The biggest change is the motor, which has grown in both bore and stroke to 799cc from 889cc. The result is a decent growth in power (just over 8bhp) as well as a modest bump in torque (up 3.7lb. ft to 68lb. ft).
Just like the growth from 790 to 890 on the Adventure, this increase in displacement has also been met with an increase in rotating mass in the engine. KTM says this helps smooth out the throttle response at low rpm as well as improving cornering stability through increased inertia.
Related: KTM 890 Adventure bike review
Away from the engine, the electronics have had an overhaul with a six-axis IMU which ought to improve the size of the electronic safety net. Just like before there are three riding modes (rain, street, and sport) plus an optional track mode where you can fiddle with all the settings and turn various safety features off if you so desire.
There are some small ergonomic tweaks too that might save you the odd tenth of a second, including a shorter gear lever, new springs in the clutch and an updated quickshifter/auto
blipper, which remains an accessory option. Helping you bring all this to a halt is an updated Brembo braking system that features new calipers and pads for improved stopping power.
Other changes include improved suspension in the form of 43mm WP Apex forks and Continental ContiRoad tyres, which KTM say provide excellent wet weather performance and warm up quickly. Last but not least it’s worth noting that KTM have brought the 890 Duke bang up to date emissions wise, meeting the latest Euro5 standards all while keeping the dry weight to the exact same figure as it was before. Impressive stuff.
At £9649 when it arrives in dealers next month, it will add another option for any middleweight buyer eyeing up a Triumph Street Triple, the Yamaha MT-09 or the new Aprilia Tuono 660. The only sad news is for A2 licence holding KTM lovers.

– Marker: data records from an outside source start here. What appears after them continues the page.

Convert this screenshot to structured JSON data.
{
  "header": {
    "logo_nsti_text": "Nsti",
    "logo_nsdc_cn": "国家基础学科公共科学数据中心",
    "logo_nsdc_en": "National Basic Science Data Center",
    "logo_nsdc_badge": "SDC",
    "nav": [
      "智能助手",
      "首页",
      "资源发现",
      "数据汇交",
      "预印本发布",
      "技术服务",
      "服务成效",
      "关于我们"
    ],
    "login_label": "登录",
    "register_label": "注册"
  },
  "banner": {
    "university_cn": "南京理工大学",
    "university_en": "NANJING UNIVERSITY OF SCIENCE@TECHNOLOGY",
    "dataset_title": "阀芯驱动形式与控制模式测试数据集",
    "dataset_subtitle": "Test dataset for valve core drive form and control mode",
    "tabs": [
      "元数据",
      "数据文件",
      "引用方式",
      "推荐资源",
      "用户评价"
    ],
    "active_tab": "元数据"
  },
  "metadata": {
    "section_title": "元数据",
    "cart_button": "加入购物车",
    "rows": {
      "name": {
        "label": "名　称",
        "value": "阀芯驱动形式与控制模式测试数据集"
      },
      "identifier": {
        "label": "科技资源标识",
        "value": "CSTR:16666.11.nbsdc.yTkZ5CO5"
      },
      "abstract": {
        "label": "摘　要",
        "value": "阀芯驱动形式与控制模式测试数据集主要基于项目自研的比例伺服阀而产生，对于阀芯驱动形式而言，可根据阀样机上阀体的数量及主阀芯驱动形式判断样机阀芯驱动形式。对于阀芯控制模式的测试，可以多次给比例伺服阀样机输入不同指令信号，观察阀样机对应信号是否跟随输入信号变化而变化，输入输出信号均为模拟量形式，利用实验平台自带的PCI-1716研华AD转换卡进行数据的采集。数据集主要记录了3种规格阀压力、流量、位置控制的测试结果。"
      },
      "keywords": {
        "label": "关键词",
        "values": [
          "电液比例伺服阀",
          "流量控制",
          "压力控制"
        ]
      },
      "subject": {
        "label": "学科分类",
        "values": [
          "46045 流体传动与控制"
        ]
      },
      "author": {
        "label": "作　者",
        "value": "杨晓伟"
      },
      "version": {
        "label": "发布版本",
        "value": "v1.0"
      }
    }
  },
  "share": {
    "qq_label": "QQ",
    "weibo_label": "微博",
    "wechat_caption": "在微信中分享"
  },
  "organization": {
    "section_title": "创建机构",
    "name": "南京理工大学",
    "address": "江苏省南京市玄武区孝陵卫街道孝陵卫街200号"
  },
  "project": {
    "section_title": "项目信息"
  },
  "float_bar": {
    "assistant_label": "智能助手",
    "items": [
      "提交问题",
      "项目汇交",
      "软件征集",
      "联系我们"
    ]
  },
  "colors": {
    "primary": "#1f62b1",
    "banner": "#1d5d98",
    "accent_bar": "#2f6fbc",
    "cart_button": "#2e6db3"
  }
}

A2 licences are restricted to 47bhp and the bikes themselves can make no more than double (94bhp). KTM previously offered a lower powered 790L for A2 riders but they have confirmed there won’t be a 890L, while the 790L has also been discontinued, leaving just the 390 Duke for restricted riders.